Dataset items

• • • •

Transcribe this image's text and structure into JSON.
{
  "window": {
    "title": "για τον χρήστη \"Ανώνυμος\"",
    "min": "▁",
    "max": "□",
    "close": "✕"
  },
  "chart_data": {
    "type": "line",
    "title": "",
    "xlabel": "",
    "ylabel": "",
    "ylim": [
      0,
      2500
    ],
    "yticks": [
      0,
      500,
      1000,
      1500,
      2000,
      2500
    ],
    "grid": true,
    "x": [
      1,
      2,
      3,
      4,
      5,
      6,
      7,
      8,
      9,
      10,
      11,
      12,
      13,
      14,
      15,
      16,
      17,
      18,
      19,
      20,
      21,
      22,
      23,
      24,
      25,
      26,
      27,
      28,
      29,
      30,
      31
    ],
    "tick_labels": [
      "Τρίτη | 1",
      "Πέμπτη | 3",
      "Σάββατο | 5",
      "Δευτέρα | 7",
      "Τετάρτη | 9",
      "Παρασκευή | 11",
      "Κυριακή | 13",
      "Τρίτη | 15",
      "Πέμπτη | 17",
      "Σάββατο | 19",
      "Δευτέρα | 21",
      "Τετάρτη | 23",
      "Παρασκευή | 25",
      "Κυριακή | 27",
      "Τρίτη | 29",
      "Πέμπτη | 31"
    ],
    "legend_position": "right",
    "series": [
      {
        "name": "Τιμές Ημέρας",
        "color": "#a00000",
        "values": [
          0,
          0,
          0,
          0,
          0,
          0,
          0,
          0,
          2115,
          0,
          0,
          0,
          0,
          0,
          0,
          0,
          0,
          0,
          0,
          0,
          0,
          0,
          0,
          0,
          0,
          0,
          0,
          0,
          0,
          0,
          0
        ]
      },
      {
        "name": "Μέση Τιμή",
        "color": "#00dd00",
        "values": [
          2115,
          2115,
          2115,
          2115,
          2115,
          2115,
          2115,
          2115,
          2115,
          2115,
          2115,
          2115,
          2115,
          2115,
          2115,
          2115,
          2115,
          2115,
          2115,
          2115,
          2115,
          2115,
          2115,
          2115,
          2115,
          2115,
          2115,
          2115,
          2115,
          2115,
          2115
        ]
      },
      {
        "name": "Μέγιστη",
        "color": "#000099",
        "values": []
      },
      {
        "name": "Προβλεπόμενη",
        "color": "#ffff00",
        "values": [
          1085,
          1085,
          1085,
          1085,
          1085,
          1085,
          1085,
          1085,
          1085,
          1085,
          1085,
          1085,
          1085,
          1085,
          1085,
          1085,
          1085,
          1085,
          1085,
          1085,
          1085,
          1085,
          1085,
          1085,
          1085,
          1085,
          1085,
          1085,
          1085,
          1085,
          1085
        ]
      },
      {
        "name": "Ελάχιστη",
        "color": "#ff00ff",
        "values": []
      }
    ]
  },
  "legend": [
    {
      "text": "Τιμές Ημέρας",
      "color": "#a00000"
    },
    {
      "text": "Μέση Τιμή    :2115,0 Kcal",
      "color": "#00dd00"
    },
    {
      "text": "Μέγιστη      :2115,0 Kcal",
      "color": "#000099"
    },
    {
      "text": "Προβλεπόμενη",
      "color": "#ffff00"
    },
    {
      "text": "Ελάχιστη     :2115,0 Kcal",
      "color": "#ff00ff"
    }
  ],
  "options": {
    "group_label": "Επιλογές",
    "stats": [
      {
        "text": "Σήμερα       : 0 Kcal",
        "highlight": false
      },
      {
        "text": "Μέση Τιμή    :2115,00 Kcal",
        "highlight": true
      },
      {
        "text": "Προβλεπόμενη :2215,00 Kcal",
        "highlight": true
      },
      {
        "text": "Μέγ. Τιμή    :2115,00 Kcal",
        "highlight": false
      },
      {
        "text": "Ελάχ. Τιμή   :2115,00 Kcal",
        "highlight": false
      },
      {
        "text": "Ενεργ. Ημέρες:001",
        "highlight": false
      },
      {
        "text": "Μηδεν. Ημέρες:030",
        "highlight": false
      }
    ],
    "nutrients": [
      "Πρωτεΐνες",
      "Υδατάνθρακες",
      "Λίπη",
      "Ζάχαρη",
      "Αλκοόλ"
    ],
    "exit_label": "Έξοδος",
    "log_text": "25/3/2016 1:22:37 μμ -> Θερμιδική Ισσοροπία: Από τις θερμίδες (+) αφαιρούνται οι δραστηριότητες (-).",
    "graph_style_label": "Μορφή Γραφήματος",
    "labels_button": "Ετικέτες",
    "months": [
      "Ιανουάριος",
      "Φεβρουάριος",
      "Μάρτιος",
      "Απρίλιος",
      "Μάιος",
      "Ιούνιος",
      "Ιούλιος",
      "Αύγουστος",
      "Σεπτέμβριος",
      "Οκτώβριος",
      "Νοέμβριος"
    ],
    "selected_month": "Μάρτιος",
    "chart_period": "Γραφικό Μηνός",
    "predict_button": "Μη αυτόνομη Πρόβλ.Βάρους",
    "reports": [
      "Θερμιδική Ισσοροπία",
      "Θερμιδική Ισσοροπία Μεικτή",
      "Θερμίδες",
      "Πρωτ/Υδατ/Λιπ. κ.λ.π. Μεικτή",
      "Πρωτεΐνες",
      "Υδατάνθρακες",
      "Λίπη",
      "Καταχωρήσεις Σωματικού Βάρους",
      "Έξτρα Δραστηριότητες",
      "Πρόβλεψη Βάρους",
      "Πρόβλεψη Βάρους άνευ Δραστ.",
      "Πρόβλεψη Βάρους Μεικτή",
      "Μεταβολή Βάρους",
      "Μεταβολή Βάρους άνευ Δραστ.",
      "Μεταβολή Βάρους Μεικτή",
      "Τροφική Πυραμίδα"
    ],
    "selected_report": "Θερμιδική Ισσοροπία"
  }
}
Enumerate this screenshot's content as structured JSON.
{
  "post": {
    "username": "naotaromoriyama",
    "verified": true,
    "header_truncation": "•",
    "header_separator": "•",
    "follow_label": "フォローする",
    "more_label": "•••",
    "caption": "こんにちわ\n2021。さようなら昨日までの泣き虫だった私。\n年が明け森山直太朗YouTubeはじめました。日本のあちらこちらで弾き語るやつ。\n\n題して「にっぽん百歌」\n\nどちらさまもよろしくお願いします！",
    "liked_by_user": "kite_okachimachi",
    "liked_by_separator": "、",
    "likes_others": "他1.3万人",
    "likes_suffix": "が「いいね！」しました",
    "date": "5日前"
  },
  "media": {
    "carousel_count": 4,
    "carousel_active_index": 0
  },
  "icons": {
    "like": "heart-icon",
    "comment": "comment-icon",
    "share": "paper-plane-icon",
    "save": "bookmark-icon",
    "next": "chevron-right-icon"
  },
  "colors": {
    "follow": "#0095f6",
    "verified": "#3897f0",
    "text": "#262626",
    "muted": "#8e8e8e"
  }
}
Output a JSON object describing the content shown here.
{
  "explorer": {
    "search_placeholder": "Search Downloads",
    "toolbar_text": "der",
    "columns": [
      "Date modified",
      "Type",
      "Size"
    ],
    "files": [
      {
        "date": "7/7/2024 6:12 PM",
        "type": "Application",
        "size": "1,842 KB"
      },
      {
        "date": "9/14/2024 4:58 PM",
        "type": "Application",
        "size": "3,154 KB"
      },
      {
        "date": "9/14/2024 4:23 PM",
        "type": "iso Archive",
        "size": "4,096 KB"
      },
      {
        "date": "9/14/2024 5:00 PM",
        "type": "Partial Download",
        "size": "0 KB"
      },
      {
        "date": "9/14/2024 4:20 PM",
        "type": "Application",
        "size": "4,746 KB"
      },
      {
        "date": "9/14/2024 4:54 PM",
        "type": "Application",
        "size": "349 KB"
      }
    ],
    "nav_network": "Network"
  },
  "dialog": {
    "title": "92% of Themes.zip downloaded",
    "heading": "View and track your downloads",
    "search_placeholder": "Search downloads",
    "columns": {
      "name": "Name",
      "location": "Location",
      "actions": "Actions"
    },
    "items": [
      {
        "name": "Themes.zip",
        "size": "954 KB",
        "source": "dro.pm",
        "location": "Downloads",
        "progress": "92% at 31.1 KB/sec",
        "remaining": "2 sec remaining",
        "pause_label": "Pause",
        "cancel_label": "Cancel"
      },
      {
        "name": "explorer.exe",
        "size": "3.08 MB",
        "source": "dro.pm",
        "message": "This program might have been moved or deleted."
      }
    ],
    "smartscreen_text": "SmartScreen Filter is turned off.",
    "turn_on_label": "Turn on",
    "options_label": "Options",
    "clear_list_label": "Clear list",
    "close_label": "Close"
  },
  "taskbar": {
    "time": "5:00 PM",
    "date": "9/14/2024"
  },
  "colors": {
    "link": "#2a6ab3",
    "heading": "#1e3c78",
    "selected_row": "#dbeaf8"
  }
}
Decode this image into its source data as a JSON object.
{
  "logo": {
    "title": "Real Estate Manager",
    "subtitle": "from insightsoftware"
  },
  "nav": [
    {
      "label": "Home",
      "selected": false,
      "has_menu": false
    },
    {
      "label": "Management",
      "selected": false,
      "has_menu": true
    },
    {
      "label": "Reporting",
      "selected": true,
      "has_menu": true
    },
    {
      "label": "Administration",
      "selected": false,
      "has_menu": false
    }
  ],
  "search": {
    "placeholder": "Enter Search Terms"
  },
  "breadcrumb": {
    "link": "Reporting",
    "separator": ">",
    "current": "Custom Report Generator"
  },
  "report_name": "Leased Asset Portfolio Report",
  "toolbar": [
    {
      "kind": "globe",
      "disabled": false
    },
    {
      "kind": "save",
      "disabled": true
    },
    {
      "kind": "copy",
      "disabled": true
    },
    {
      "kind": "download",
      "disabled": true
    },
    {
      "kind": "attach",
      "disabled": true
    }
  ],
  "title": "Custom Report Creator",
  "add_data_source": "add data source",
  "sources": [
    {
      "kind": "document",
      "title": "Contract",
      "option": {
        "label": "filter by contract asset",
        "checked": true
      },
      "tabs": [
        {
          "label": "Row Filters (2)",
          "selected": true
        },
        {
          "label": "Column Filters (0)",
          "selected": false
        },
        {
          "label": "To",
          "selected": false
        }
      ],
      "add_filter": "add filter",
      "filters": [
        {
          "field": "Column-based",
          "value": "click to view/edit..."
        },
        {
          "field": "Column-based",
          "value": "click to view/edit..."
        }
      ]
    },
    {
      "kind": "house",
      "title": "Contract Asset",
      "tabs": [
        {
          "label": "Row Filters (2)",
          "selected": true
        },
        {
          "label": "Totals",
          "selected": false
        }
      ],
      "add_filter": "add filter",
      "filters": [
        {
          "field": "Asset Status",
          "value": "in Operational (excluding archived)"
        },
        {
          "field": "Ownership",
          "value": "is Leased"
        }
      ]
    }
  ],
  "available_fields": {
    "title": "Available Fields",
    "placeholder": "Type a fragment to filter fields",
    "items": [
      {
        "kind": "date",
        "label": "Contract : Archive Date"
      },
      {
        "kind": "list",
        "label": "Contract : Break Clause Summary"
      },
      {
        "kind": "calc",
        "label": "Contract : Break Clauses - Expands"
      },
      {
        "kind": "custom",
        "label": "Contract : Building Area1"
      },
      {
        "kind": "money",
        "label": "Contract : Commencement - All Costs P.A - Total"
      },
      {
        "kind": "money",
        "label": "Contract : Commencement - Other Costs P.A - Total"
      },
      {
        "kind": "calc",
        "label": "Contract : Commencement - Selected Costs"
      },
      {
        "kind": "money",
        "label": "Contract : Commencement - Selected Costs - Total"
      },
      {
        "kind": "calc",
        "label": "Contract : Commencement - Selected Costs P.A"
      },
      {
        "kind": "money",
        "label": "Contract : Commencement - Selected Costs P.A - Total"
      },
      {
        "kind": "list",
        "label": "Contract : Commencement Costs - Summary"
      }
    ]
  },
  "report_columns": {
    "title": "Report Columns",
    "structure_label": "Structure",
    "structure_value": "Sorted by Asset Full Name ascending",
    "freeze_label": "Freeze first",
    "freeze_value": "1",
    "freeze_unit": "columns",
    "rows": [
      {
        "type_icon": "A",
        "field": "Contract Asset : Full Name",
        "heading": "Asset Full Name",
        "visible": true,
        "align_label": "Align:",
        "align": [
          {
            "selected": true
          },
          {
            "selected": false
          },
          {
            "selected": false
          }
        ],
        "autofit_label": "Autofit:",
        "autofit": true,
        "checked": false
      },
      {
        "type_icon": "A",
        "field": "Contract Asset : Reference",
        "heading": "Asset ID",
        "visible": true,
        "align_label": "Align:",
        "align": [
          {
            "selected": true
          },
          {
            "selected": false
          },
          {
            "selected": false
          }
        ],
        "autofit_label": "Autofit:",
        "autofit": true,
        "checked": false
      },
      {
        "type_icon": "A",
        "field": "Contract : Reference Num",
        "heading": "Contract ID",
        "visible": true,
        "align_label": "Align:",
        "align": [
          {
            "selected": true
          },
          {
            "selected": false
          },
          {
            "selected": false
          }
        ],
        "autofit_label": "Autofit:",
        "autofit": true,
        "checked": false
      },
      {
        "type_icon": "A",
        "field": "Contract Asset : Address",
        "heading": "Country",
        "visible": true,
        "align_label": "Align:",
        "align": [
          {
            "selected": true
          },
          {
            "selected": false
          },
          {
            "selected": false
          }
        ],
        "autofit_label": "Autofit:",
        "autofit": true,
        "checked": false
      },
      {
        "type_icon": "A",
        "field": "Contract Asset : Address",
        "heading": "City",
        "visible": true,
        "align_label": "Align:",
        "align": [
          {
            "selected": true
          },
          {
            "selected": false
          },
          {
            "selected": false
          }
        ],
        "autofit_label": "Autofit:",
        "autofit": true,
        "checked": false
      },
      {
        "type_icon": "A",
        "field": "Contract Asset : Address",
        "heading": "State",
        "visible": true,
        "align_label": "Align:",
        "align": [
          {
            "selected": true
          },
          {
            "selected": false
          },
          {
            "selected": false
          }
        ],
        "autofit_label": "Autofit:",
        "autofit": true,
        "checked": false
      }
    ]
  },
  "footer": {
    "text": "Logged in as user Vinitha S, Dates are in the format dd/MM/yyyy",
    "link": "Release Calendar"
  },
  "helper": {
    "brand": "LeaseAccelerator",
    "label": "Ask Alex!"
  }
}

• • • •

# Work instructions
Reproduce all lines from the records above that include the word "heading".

# Result of this task
    "heading": "View and track your downloads",
    "heading": "#1e3c78",
        "heading": "Asset Full Name",
        "heading": "Asset ID",
        "heading": "Contract ID",
        "heading": "Country",
        "heading": "City",
        "heading": "State",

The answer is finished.